# [Source material]
═══
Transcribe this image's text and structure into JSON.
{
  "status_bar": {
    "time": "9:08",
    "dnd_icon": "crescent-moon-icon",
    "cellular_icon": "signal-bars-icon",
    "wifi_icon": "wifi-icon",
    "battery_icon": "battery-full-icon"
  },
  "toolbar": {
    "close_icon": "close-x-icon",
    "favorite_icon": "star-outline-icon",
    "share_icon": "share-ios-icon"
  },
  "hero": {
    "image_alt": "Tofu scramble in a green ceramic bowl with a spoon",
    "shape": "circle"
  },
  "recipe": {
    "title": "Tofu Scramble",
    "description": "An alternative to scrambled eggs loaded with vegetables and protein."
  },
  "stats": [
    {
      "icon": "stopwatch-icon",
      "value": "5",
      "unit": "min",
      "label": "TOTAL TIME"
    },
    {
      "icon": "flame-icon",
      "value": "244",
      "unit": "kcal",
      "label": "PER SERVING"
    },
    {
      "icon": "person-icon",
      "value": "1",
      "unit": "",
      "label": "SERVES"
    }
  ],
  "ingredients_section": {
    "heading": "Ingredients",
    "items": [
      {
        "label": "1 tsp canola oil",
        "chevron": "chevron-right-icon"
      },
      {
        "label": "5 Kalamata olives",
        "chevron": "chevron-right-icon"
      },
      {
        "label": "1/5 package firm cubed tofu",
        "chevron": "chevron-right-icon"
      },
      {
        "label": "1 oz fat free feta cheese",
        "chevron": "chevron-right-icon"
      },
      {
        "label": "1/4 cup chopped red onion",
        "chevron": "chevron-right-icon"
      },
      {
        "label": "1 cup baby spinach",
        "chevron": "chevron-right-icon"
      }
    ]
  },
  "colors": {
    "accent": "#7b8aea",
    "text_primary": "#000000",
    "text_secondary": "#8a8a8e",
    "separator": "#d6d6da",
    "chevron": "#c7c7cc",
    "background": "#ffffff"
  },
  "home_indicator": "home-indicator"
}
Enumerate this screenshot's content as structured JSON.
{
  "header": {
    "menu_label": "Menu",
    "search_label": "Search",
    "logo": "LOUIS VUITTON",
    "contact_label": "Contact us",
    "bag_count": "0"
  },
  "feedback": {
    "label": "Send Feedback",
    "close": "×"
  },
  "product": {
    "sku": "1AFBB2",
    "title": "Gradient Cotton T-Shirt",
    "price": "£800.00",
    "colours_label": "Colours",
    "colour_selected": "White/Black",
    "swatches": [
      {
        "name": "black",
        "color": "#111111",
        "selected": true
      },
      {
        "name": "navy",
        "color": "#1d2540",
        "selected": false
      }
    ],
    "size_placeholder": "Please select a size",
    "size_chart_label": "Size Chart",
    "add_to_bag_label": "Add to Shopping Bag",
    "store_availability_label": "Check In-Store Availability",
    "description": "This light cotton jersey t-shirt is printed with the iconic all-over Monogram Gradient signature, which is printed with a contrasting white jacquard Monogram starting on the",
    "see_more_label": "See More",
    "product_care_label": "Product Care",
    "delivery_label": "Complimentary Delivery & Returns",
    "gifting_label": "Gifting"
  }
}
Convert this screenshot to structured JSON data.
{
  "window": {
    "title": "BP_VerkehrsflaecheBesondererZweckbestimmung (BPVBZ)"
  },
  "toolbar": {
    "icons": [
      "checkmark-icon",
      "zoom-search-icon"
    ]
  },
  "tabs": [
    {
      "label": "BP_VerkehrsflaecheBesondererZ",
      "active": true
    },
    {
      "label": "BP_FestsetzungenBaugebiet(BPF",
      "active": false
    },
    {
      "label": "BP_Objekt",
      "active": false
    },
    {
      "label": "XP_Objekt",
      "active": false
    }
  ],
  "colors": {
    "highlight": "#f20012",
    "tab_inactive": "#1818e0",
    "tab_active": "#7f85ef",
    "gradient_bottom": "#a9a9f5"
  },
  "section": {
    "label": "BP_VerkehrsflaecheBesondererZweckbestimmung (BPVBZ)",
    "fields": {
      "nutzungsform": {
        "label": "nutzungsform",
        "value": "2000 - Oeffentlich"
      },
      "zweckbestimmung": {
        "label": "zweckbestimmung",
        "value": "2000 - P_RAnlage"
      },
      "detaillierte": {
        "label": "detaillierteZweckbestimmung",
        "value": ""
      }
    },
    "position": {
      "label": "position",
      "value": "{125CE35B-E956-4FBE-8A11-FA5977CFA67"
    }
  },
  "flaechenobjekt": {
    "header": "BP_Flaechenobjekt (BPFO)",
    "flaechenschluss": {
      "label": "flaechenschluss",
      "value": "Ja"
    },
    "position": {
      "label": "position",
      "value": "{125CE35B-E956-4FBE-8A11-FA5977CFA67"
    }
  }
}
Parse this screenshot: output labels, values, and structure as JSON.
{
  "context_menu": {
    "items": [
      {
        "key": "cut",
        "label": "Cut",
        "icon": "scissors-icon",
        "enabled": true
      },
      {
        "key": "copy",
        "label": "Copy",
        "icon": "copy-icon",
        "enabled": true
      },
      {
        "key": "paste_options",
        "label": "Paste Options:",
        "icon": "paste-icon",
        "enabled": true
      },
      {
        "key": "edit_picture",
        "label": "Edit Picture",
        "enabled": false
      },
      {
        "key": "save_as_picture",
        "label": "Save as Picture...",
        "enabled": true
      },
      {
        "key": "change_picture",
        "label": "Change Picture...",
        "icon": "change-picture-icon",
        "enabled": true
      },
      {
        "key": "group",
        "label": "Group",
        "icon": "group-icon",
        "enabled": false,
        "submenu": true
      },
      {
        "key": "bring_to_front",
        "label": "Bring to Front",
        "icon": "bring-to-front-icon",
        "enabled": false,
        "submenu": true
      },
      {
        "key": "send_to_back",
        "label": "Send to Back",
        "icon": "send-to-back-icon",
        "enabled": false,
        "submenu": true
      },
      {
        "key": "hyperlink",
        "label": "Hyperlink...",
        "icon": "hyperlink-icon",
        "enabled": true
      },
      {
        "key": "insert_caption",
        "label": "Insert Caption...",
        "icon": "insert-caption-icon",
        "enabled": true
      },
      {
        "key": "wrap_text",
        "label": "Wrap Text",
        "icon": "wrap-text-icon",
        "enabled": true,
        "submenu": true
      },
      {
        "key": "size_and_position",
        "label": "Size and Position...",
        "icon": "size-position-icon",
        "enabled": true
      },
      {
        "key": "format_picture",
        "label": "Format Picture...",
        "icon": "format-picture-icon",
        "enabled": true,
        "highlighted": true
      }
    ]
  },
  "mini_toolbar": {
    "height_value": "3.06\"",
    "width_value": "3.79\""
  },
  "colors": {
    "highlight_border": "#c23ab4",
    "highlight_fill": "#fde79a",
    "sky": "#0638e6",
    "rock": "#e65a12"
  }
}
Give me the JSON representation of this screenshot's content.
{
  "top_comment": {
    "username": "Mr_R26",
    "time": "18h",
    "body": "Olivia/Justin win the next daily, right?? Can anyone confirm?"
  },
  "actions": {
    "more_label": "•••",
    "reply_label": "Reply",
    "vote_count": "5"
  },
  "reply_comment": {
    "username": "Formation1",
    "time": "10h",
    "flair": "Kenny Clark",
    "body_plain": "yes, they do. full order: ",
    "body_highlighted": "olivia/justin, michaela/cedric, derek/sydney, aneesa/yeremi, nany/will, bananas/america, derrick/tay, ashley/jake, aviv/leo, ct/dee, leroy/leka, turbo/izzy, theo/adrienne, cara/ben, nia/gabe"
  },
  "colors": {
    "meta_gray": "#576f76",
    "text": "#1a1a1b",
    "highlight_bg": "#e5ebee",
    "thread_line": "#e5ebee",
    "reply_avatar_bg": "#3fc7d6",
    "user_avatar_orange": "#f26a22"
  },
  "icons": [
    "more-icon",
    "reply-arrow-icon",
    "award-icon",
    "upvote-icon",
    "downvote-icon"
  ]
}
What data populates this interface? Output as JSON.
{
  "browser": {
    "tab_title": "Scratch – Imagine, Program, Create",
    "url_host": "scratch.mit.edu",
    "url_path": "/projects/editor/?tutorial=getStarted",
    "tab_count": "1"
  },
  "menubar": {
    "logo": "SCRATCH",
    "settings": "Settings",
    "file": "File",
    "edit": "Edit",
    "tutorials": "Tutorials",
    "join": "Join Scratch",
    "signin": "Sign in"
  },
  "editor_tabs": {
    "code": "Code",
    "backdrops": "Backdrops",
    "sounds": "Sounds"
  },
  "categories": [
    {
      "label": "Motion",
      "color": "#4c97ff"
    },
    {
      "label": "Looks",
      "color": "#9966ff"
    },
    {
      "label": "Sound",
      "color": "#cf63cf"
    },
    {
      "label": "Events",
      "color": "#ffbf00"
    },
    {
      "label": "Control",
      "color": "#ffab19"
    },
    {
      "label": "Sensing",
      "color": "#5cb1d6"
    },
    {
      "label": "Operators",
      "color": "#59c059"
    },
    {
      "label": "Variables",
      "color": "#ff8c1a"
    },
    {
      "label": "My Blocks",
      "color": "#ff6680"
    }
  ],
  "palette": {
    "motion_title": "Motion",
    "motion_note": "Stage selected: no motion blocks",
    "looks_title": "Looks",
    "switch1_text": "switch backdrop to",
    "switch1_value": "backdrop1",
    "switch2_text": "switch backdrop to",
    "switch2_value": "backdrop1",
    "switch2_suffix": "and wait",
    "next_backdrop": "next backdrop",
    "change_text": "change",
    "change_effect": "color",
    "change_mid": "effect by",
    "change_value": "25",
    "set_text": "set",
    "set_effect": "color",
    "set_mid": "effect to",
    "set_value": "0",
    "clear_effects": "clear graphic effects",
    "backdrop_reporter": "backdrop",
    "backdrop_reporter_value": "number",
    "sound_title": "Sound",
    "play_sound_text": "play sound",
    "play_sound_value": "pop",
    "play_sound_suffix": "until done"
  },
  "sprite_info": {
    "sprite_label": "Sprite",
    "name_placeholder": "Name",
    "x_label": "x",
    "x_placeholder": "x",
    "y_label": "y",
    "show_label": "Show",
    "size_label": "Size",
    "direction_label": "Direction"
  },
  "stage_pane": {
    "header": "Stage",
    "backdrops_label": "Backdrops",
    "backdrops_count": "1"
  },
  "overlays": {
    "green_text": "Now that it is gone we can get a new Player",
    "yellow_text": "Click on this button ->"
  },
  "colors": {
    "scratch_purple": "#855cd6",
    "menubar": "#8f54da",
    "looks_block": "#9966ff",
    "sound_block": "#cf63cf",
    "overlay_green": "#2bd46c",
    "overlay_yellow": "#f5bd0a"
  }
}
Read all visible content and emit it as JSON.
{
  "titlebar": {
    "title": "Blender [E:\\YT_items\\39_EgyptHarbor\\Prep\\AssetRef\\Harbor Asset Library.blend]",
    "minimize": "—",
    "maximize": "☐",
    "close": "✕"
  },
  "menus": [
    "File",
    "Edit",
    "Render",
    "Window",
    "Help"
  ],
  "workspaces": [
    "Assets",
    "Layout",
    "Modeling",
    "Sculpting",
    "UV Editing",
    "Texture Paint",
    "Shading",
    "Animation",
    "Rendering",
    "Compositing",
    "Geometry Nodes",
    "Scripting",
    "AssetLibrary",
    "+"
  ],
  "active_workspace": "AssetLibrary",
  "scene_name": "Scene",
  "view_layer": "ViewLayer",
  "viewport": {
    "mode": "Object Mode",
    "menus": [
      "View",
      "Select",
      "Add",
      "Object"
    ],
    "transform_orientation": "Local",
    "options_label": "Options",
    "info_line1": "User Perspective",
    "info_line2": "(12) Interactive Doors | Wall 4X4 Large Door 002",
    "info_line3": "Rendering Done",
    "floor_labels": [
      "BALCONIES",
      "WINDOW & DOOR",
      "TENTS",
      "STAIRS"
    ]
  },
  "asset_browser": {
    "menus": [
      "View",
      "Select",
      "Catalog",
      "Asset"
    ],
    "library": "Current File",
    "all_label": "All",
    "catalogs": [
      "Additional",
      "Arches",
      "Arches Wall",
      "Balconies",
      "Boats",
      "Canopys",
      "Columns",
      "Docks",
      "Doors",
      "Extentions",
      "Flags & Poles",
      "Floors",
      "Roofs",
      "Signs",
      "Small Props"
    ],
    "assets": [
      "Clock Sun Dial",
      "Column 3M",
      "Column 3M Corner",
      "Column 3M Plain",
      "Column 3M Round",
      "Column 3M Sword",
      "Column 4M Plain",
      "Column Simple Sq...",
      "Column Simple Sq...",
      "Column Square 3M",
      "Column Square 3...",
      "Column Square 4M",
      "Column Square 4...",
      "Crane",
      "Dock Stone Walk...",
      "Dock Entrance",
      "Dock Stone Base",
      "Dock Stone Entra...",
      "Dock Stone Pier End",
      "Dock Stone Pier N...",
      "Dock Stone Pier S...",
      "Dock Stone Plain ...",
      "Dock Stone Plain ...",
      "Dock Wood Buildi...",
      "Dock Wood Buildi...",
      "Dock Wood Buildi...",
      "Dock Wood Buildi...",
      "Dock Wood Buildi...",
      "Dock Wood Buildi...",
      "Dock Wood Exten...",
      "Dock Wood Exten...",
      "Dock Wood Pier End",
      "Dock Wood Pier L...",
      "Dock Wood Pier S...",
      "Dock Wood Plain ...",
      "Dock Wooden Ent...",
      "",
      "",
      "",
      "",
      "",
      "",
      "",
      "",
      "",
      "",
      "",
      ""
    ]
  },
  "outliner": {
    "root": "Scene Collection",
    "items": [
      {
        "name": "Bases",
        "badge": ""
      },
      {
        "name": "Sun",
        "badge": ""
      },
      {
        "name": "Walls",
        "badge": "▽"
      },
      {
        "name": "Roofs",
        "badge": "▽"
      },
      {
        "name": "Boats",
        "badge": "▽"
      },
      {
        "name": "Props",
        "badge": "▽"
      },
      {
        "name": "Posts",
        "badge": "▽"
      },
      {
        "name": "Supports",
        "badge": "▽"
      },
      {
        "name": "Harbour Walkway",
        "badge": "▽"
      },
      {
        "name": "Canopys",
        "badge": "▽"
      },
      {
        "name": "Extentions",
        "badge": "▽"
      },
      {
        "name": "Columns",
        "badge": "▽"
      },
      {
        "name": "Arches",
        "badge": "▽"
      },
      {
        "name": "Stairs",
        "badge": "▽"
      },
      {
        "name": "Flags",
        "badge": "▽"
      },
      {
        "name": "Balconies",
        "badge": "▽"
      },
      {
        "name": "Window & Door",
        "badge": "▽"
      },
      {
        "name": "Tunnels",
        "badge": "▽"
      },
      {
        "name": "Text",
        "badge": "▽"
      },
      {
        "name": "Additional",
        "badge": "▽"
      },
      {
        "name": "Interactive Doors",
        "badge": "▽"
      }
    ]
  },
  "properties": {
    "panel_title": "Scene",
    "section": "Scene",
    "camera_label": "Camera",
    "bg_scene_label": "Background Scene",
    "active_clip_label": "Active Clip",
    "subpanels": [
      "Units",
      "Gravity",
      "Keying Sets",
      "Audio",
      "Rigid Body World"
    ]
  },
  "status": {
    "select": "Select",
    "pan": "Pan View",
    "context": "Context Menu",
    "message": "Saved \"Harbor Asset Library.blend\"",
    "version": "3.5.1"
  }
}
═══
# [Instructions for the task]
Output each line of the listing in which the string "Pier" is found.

# [Result of this task]
      "Dock Stone Pier End",
      "Dock Stone Pier N...",
      "Dock Stone Pier S...",
      "Dock Wood Pier End",
      "Dock Wood Pier L...",
      "Dock Wood Pier S...",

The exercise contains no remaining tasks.